Over the next 24 hours, the Sherpa Fire grew from bad to worse, temporarily closing the highway again, destroying that water-treatment plant at the top of El Capitan Canyon, threatening ExxonMobil’s crude oil processing plant in Las Flores Canyon, and raging to within about 20 yards of Highway 101 as whirling dust devils spun flames into hellish tornados. At one point, jumping embers lit up the center divider on Highway 101 but were quickly extinguished by a water drop.
While the El Capitan State Beach campground was spared, its water-treatment plant was “a total loss,” according to California State Parks Supervisor Eric Hjelstrom. “We’re doing our darndest to get a temporary treatment plant online and reopen the park.” The privately run El Capitan Canyon and Ocean Mesa campgrounds operate on a separate water source and are scheduled to reopen on June 25.

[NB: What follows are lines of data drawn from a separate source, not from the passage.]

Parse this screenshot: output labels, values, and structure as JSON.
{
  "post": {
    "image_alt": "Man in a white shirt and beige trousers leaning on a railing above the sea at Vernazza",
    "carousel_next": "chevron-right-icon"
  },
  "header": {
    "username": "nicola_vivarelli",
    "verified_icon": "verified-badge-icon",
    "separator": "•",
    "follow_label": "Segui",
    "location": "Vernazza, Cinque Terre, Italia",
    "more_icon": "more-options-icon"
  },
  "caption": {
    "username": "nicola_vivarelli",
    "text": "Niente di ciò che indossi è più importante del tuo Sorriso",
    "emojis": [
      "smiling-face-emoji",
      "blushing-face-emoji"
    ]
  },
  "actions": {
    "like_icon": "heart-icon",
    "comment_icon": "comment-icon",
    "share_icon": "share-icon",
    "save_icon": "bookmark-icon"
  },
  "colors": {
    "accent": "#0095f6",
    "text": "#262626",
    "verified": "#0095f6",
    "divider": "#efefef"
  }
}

After a night that saw the fire expand to roughly 4,000 acres, with only 5 percent containment, Santa Barbara County Supervisor Doreen Farr announced on the morning of June 17 a local state of emergency, which would free up more personnel and equipment resources for the firefighting effort and better position the county to receive emergency funding from the state. Farr added that the fire had consumed considerable farmland. “It’s too soon to know the value of the loses,” said Cathy Fisher, the county’s agricultural commissioner. She said olive, avocado, lemon, and rangeland were hit hardest.
Despite the forecasted heat wave that promised low humidity and spiking temperatures — peaking at 103 degrees on Monday afternoon in the Refugio foothills — firefighters heaved a collective sigh of relief as predicted sundowner winds mostly stayed aloft, well above the slow-marching fire burning low in the canyons.
On Tuesday, the National Weather Service lifted its red-flag warning as a welcomed onshore flow brought cool ocean air to mop-up teams laboring across scorched, shadeless earth.
Currently, more than 5,000 firefighters are battling four large wildfires in California, according to Cal Fire.